Until the age of seven, Alexie suffered from seizures and bedwetting. Because of his health problems, he was excluded from many of the activities that are rites of passage for young Indian males. Alexie excelled academically. In order to better his education, Alexie decided to leave the reservation and attend high school in Reardan, Washington; the school was twenty-two miles off the reservation and Alexie was the only Native American student. He excelled at his studies and became a star player on the basketball team, the Reardan High School Indians, he was participated as a member of the debate team. His successes in high school won him a scholarship in 1985 to Gonzaga University, a Roman Catholic university in Spokane. Alexie enrolled in the pre-med program with hopes of becoming a doctor, but found he was squeamish during dissection in his anatomy classes. Alexie switched to law, but found, not suitable, either, he felt enormous pressure to succeed in college, he began drinking to cope with his anxiety.
Unhappy with law, Alexie found comfort in literature classes. In 1987, he dropped out of Gonzaga and enrolled at Washington State University, where he took a creative writing course taught by Alex Kuo, a respected poet of Chinese-American background. Alexie was at a low point in his life, Kuo served as a mentor to him. Kuo gave Alexie an anthology entitled Songs of This Earth by Joseph Bruchac. Alexie said this book changed his life as it taught him "how to connect to non-Native literature in a new way", he was inspired by reading works of poetry written by Native Americans. With his new appreciation of poetry, Alexie started working on what was published as his first collection, The Business of Fancydancing: Stories and Poems, published in 1992 through Hanging Loose Press. With that success, Alexie quit school just three credits short of a degree. However, in 1995, he was awarded a bachelor's degree from Washington State University. In 2005, Alexie became a founding board member of Longhouse Media, a non-profit organization, committed to teaching filmmaking skills to Native American youth and using media for cultural expression and social change.
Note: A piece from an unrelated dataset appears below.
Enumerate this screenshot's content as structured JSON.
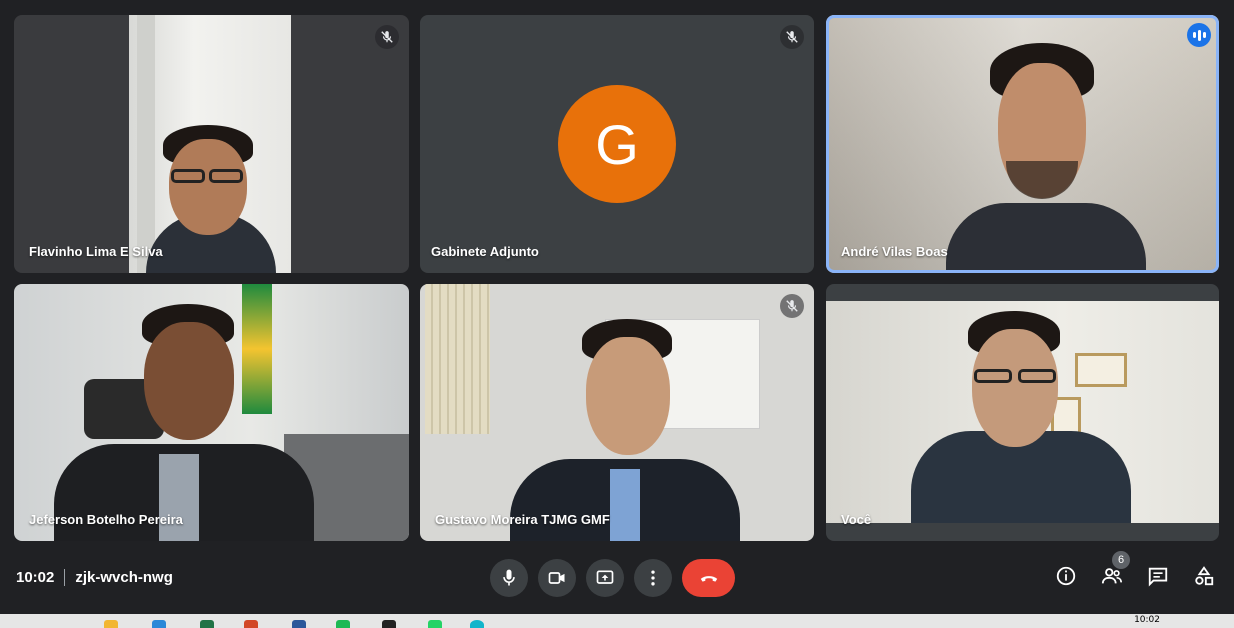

Alexie has long supported youth programs and initiatives dedicated to supporting at-risk Native youth. Alexie is married to Diane Tomhave, of Hidatsa, Ho-Chunk and Potawatomi heritage, they live in Seattle with their two sons. On February 28, 2018, Alexie published a statement regarding accusations of sexual harassment against him by several women, including author Litsa Dremousis, with whom he'd had a consensual affair in the past and who claimed numerous women had spoken to her about Alexie's behavior. Dremousis' response appeared on her Facebook page and was subsequently reprinted in The Stranger on March 1, 2018; the fallout from these accusations includes the Institute of American Indian Arts renaming its Sherman Alexie Scholarship as the MFA Alumni Scholarship. The blog Native Americans in Children's Literature has modified all references to Alexie. In February 2018 it was reported that the American Library Association, which had just awarded Alexie its Carnegie Medal for You Don't Have to Say You Love Me: A Memoir, was reconsidering, in March it was confirmed that Alexie had declined the award and was postponing the publicati